WORK TO COMPLETE: Search the data for the string "accel" and extract every line where it appears.

AVAILABLE DATA:
____
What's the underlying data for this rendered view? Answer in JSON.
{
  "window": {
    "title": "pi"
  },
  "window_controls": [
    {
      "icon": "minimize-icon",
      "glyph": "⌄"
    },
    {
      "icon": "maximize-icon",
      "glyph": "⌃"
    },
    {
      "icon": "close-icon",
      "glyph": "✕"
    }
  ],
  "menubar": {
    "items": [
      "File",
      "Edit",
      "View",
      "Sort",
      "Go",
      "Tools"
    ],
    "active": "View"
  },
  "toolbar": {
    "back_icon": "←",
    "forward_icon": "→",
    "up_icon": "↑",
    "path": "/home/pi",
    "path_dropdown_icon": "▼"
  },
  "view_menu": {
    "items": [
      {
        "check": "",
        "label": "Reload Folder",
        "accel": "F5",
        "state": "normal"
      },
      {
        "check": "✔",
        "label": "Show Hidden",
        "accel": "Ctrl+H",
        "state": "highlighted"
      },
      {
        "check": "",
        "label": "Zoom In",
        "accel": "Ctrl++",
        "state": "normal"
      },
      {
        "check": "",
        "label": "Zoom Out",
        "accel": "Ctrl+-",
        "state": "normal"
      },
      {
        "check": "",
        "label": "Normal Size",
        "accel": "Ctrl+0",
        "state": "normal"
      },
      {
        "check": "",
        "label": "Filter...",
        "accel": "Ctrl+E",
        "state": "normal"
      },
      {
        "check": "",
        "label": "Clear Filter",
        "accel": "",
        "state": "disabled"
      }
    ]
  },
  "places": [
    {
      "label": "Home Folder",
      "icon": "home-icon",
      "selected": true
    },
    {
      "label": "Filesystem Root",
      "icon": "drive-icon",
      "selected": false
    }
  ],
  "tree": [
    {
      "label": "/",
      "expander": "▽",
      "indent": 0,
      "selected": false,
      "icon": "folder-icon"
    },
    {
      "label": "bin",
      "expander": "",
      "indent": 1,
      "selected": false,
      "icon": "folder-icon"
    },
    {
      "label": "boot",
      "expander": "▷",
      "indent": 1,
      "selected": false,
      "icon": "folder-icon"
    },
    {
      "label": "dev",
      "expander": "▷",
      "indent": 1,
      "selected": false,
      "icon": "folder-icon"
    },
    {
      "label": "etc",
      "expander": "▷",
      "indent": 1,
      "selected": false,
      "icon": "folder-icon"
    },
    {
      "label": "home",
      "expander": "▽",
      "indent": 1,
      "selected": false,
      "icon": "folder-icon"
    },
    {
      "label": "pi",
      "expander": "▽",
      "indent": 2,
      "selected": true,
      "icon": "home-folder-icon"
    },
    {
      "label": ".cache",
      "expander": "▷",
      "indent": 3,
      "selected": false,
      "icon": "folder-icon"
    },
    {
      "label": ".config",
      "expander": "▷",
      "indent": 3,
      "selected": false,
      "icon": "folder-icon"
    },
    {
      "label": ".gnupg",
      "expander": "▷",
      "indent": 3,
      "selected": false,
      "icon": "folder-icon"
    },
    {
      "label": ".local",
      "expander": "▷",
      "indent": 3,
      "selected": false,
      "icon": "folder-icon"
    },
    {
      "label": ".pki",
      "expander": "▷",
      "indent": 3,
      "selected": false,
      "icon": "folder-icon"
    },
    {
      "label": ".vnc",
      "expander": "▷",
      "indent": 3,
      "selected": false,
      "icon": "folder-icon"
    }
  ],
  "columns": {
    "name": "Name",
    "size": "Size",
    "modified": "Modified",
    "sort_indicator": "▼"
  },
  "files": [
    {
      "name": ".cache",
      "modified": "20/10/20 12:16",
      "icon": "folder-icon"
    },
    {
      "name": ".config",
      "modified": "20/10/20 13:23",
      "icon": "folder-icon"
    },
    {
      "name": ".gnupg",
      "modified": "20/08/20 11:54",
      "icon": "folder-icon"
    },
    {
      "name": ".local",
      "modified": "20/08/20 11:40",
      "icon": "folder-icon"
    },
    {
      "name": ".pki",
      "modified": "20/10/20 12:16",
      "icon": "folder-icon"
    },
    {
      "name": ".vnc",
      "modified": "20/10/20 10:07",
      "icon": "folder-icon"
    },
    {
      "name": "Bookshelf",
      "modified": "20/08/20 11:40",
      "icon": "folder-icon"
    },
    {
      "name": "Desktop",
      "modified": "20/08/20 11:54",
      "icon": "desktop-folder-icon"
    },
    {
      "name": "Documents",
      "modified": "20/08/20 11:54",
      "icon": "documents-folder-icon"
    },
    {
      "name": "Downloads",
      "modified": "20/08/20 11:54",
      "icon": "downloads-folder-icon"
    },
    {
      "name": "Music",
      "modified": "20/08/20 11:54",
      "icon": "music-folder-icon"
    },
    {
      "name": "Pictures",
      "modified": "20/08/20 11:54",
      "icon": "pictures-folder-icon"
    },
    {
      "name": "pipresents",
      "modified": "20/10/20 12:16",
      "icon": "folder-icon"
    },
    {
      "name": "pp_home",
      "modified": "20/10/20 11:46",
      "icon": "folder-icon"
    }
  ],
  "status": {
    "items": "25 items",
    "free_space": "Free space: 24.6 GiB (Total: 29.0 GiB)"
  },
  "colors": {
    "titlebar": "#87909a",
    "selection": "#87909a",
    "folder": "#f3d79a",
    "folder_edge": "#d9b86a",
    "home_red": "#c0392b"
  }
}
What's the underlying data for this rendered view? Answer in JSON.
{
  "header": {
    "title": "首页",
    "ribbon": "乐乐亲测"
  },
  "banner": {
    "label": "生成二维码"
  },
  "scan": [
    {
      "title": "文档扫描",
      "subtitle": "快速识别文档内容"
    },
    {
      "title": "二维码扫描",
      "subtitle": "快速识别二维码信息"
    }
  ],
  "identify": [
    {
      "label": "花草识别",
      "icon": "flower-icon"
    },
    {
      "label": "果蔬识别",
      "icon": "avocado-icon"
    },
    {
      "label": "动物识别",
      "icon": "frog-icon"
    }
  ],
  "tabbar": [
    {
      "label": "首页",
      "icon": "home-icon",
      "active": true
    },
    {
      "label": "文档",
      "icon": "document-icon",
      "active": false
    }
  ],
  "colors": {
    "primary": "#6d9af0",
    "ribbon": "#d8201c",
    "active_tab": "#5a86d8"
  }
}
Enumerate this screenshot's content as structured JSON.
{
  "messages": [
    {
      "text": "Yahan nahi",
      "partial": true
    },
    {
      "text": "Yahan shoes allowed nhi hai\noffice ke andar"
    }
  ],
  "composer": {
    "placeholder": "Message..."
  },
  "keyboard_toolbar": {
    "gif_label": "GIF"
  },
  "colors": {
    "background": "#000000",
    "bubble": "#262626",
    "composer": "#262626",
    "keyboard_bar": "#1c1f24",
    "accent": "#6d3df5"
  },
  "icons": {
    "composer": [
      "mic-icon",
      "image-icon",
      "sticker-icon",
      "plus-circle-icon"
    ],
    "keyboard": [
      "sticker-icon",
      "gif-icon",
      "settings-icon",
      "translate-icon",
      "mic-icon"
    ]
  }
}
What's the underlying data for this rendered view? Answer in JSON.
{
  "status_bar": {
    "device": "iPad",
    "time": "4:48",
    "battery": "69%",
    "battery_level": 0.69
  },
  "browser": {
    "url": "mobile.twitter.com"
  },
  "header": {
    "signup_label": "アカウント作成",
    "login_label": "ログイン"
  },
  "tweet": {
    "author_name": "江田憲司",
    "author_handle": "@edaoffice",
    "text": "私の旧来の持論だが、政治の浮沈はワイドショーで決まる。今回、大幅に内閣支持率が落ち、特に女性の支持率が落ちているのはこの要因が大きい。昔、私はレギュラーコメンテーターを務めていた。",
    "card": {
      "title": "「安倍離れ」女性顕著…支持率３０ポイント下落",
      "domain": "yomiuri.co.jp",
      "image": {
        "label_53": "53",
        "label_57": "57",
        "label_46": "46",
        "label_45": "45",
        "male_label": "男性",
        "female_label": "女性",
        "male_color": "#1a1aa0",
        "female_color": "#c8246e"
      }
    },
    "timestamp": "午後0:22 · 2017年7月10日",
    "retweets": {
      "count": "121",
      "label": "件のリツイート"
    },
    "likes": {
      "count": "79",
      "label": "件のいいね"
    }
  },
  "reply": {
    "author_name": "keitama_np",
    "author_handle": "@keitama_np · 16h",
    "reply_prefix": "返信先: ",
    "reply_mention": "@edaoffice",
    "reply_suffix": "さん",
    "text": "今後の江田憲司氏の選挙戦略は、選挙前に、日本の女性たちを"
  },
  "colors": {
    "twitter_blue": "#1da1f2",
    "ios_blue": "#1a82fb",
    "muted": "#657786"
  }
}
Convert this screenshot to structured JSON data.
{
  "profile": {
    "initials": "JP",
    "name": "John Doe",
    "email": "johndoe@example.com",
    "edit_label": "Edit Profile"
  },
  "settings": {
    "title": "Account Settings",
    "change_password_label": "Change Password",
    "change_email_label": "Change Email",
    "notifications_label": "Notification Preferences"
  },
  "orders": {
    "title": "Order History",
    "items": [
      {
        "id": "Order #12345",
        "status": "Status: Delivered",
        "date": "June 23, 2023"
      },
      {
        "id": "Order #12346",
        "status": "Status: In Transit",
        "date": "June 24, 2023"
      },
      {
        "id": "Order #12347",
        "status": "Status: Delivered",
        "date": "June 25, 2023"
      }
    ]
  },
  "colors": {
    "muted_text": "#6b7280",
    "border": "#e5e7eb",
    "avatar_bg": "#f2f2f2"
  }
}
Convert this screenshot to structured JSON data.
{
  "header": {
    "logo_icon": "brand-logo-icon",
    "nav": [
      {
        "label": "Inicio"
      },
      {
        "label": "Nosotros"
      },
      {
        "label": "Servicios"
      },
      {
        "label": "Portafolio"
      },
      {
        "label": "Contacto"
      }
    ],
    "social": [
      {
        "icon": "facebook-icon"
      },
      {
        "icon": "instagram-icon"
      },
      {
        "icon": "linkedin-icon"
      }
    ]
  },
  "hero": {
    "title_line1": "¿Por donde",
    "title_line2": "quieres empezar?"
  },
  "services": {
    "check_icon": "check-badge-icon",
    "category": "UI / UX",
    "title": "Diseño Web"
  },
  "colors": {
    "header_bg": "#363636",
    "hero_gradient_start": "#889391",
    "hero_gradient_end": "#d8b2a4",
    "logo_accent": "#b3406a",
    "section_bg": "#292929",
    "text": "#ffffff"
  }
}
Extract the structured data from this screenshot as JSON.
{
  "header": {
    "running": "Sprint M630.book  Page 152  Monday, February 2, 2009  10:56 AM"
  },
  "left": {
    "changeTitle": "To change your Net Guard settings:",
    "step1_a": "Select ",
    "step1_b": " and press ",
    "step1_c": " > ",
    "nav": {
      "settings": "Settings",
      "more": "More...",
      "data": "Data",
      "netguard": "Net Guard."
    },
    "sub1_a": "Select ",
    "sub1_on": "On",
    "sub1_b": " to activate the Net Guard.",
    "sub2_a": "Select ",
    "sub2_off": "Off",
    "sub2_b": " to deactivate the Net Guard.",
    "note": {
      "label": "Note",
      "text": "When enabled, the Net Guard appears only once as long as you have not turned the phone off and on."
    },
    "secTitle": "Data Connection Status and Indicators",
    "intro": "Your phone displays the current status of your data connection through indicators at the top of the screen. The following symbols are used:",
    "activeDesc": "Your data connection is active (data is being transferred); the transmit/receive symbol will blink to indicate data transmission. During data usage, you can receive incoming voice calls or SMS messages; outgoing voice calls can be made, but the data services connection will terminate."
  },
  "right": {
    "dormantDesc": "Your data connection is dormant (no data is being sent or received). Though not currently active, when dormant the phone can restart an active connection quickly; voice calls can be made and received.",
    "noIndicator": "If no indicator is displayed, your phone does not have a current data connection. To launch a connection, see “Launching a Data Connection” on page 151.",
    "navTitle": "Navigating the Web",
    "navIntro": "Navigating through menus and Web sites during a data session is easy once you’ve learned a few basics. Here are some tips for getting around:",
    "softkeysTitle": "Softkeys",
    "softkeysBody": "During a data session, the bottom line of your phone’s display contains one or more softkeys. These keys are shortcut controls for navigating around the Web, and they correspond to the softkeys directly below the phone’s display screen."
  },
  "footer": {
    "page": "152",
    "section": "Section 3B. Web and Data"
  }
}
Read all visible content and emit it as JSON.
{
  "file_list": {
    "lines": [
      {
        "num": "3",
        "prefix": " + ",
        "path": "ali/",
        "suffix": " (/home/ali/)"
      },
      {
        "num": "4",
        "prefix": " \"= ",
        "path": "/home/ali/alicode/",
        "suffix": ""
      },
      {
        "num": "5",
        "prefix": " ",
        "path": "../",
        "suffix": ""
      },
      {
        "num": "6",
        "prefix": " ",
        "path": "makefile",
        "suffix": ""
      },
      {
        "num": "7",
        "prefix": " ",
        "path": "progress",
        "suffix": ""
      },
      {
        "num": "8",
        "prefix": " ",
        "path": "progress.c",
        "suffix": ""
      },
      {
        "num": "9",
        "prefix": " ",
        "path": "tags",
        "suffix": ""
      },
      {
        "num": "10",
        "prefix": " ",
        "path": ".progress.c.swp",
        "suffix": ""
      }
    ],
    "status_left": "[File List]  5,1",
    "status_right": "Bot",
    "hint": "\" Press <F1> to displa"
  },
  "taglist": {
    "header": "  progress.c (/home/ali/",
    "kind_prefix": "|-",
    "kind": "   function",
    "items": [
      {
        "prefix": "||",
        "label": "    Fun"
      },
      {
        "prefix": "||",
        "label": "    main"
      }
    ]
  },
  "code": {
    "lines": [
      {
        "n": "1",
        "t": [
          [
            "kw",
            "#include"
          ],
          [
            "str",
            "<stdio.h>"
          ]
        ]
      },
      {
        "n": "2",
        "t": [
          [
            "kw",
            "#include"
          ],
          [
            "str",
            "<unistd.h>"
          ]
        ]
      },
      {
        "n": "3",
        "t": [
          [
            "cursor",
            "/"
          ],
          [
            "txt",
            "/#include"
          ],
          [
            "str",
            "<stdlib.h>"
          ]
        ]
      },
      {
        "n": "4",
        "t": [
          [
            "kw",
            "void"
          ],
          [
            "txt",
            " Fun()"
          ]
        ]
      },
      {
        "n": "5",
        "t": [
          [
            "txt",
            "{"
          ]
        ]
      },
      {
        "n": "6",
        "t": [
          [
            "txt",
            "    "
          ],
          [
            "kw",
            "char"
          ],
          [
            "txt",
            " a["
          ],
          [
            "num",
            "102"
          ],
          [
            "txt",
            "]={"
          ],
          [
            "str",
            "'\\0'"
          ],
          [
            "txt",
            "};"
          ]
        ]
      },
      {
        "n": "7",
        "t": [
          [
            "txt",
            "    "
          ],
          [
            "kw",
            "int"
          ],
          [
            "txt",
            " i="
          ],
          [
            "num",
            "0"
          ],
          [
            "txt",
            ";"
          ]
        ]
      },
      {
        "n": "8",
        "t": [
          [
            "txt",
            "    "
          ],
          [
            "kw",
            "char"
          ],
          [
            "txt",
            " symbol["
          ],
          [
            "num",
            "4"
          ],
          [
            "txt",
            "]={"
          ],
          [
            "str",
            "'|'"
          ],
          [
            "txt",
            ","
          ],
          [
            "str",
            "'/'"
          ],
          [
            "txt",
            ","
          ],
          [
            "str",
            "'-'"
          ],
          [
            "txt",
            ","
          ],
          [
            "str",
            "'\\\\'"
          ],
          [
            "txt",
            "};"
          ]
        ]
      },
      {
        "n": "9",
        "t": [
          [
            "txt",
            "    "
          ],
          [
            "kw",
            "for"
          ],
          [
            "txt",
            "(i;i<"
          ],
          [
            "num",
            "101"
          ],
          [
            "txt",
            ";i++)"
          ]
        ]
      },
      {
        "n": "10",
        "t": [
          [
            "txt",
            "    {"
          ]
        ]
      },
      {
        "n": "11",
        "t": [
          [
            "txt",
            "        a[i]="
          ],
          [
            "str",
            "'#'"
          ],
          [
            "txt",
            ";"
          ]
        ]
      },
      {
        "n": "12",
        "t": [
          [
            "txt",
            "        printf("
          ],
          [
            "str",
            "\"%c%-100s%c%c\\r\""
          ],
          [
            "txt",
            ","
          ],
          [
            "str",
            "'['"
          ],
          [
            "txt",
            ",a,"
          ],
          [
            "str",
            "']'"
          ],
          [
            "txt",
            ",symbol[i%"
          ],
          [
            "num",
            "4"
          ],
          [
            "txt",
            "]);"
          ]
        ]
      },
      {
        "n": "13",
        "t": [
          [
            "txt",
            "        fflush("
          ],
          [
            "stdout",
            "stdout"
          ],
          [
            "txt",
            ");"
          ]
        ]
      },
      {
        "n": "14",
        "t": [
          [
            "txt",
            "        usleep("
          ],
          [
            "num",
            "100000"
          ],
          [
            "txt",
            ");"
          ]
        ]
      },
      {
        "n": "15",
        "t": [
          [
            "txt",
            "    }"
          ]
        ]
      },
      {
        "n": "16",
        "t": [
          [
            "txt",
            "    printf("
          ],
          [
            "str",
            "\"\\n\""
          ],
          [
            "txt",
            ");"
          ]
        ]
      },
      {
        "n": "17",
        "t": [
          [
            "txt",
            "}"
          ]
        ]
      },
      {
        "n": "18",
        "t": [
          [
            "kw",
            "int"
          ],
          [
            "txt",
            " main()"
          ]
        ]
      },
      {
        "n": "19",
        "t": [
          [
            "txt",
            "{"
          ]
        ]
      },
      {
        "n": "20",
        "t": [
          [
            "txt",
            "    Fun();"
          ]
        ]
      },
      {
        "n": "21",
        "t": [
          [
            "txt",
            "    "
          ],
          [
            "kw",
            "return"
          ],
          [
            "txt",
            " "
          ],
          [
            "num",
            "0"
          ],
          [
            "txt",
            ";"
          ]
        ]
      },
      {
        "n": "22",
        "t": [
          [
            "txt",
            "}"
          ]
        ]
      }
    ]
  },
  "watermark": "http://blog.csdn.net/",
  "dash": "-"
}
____
ANSWER:
        "accel": "F5",
        "accel": "Ctrl+H",
        "accel": "Ctrl++",
        "accel": "Ctrl+-",
        "accel": "Ctrl+0",
        "accel": "Ctrl+E",
        "accel": "",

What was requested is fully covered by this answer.